▸ DIRECTIONS:
Using the data below, count the lines that carry the string "JSON" and write only the count.

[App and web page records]
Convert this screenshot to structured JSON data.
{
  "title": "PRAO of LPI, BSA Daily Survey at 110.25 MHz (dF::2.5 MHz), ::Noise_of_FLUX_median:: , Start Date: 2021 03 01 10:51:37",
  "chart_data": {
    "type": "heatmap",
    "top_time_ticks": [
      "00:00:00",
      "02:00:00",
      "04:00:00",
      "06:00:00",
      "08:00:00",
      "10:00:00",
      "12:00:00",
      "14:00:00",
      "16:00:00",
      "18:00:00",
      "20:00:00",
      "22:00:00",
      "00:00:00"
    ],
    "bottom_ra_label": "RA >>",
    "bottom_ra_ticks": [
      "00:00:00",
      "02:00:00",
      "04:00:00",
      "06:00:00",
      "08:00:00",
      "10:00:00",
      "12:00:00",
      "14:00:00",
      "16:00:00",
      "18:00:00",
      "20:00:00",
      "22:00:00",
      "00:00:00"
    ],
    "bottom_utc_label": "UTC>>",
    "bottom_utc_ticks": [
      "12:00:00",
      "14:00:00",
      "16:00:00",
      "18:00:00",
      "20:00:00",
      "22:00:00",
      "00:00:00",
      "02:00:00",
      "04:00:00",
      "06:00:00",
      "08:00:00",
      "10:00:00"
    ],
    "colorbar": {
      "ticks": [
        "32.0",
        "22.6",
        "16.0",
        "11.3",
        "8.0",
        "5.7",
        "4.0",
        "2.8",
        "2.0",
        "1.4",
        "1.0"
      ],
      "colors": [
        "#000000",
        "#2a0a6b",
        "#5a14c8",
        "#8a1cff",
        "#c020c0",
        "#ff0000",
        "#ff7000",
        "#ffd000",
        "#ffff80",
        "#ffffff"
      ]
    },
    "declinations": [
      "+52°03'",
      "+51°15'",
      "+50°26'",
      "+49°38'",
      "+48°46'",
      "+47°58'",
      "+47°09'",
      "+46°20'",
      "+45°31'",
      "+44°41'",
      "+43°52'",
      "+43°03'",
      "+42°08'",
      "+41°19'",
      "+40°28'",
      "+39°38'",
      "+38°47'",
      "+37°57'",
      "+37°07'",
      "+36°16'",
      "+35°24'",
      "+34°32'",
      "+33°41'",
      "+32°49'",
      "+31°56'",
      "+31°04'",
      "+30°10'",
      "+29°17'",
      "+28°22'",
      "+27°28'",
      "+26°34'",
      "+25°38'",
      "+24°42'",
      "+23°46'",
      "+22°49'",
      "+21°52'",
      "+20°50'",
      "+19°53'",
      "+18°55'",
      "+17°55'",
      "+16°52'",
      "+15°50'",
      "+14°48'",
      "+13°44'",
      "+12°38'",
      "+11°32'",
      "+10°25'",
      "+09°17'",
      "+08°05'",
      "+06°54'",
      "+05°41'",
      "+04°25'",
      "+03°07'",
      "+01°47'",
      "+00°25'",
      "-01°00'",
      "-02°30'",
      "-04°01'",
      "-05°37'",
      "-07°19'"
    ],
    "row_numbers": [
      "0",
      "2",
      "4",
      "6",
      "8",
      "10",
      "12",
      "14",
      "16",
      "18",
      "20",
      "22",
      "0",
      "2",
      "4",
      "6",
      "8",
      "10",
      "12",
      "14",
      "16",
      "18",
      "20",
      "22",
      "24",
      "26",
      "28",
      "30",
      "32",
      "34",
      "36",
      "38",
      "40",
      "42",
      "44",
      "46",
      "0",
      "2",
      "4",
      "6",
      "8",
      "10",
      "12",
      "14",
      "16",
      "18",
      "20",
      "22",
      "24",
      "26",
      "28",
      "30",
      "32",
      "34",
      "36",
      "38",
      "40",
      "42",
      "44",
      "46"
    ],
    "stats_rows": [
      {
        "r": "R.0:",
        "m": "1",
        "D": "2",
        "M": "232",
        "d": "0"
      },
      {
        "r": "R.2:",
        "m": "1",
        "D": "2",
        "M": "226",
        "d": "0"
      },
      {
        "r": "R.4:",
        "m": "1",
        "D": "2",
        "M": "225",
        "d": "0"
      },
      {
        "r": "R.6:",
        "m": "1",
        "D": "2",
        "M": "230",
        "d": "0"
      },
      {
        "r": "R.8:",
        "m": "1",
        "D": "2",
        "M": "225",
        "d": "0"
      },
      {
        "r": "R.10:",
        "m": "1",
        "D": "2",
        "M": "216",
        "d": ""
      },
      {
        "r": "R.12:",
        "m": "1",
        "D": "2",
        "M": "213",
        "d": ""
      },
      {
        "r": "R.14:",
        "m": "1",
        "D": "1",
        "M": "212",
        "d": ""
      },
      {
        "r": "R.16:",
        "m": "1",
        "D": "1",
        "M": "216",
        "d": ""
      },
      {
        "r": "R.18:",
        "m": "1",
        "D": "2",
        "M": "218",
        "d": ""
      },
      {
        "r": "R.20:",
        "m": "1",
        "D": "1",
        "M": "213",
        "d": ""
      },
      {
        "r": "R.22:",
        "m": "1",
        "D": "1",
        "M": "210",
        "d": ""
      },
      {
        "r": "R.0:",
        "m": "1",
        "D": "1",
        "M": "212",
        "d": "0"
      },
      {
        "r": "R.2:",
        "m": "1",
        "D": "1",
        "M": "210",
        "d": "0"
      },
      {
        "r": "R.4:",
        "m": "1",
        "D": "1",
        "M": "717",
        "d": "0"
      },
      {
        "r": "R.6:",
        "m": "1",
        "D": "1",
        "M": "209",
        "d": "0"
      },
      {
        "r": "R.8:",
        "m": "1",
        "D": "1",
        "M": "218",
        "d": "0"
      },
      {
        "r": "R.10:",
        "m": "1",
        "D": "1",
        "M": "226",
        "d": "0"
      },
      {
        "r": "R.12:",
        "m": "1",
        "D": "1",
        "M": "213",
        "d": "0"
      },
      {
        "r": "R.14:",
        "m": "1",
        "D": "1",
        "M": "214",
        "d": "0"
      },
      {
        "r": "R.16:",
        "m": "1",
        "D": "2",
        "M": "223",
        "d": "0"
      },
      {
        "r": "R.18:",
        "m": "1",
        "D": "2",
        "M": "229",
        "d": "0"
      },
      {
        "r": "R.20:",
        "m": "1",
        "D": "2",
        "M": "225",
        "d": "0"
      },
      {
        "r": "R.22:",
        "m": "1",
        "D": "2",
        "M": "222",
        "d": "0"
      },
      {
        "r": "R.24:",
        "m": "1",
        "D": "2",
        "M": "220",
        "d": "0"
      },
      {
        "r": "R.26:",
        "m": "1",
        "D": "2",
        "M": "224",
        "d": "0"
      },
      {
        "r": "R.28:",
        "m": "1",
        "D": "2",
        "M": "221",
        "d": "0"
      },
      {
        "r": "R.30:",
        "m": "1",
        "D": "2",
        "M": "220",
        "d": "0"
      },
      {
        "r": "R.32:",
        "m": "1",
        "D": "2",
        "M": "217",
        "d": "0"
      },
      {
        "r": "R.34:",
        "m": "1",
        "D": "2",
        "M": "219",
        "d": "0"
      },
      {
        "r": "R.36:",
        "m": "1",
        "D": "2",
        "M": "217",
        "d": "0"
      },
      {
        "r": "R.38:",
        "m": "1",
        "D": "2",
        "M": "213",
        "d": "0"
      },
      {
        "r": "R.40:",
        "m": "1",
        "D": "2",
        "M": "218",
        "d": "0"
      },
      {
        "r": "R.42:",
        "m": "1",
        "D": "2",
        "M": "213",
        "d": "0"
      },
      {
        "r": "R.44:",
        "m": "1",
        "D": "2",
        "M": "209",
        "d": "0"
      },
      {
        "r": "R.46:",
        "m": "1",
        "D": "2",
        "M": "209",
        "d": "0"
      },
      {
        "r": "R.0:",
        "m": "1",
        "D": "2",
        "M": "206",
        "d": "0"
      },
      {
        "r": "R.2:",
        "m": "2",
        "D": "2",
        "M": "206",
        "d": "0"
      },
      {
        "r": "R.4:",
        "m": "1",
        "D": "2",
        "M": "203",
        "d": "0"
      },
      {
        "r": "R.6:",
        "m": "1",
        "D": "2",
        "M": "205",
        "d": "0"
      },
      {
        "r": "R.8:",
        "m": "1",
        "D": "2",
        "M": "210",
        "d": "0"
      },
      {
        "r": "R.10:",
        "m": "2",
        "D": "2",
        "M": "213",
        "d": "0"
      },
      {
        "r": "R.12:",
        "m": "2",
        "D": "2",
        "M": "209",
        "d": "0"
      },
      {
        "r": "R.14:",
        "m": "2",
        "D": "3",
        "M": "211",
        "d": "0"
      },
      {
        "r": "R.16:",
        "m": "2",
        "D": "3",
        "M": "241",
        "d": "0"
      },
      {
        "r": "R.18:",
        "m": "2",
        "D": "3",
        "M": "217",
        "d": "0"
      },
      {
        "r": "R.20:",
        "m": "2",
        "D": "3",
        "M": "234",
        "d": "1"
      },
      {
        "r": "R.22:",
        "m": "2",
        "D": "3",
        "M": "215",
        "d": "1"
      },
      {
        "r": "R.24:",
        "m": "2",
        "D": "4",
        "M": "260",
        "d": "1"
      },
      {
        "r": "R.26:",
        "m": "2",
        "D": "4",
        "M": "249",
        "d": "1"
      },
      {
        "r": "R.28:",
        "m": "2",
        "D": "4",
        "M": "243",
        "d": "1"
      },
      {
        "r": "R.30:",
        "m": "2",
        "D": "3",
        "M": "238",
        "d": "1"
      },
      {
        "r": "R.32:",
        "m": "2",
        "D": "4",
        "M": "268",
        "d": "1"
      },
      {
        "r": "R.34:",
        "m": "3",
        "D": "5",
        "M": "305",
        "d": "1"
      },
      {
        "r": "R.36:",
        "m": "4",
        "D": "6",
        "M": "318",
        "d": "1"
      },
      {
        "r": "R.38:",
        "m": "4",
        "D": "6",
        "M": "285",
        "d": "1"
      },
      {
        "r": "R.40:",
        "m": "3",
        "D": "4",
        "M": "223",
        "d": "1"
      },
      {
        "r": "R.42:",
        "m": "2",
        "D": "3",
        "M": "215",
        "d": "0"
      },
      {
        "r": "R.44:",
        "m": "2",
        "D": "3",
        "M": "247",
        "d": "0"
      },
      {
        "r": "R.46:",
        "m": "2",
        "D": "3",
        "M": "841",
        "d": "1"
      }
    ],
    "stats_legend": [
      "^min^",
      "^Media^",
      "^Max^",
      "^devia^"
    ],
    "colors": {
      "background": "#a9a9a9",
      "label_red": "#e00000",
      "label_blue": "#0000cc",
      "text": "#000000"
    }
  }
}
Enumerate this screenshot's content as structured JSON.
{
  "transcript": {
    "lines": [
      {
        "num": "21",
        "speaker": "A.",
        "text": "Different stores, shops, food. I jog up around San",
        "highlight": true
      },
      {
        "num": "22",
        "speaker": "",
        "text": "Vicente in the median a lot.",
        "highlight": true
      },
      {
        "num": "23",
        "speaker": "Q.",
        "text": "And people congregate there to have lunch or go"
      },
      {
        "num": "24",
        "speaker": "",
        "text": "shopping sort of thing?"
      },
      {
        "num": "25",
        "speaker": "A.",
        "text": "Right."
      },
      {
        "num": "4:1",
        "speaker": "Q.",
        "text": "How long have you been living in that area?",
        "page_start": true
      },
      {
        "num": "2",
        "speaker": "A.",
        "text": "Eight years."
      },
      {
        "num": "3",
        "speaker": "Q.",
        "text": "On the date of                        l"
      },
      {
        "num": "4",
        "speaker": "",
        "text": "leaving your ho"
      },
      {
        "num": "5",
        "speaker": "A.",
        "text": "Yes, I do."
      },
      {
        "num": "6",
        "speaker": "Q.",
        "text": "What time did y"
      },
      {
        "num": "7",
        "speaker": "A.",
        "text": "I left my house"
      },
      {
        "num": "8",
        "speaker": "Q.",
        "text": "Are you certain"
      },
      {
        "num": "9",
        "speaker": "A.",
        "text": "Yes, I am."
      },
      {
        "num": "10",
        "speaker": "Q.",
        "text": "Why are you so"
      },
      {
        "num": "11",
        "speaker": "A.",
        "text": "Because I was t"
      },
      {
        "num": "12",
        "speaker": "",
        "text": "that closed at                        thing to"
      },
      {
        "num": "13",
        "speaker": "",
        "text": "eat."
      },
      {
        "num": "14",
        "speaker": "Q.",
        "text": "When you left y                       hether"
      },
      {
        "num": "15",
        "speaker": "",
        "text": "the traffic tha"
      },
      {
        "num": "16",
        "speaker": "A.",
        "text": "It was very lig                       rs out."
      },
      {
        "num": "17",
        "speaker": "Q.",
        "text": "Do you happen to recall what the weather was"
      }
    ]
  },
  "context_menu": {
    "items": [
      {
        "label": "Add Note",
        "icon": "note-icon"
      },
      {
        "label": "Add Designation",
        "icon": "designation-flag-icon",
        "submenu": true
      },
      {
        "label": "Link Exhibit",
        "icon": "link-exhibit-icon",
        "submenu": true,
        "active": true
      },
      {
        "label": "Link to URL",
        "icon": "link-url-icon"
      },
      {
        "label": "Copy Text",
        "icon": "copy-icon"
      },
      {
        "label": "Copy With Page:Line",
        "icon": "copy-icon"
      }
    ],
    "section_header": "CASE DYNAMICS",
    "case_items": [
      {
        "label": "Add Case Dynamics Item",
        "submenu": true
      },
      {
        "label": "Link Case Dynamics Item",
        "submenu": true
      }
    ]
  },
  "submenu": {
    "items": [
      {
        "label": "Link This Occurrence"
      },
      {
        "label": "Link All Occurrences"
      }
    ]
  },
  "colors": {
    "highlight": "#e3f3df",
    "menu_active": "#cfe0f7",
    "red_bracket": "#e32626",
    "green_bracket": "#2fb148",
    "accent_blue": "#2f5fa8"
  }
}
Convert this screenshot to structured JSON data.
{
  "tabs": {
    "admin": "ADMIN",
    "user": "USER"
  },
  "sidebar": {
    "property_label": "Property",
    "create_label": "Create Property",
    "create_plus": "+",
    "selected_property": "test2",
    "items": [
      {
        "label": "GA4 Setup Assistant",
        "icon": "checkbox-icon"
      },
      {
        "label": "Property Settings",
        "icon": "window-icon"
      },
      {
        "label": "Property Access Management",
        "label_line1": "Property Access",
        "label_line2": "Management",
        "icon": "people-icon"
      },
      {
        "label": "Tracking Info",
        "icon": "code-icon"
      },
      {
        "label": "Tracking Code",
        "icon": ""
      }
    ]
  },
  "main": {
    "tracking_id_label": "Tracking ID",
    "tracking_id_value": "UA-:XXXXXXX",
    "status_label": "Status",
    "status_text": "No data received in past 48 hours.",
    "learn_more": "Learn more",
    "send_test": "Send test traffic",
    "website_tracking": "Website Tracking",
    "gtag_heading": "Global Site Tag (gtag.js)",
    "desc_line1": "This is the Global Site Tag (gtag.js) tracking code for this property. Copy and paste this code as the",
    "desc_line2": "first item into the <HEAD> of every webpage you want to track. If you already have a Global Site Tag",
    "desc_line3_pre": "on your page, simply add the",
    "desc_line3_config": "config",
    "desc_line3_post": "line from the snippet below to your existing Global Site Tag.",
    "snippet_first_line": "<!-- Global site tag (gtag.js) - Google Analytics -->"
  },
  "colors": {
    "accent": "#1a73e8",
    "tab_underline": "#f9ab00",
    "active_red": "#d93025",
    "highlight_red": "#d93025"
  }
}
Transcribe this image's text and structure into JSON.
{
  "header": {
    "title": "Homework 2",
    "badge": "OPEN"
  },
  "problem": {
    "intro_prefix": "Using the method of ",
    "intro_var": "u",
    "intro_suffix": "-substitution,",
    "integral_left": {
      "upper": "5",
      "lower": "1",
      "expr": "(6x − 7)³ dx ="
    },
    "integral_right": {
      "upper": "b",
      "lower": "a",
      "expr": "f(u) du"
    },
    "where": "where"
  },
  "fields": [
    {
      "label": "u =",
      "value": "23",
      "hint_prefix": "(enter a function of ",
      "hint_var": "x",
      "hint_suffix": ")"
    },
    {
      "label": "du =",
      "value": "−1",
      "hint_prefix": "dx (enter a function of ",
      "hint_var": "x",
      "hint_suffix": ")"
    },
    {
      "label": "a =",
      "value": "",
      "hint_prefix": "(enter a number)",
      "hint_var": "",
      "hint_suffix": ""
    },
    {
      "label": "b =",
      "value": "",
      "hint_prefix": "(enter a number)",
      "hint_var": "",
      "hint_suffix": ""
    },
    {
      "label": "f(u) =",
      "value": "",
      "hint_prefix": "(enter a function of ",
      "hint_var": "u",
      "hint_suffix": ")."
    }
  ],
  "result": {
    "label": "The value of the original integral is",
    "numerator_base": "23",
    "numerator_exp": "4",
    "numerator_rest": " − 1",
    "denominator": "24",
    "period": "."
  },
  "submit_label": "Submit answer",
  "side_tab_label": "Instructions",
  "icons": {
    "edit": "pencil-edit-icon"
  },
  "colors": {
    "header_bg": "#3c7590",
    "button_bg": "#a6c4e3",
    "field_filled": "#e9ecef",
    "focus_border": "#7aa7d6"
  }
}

▸ SOLUTION TO THE PROBLEM:
4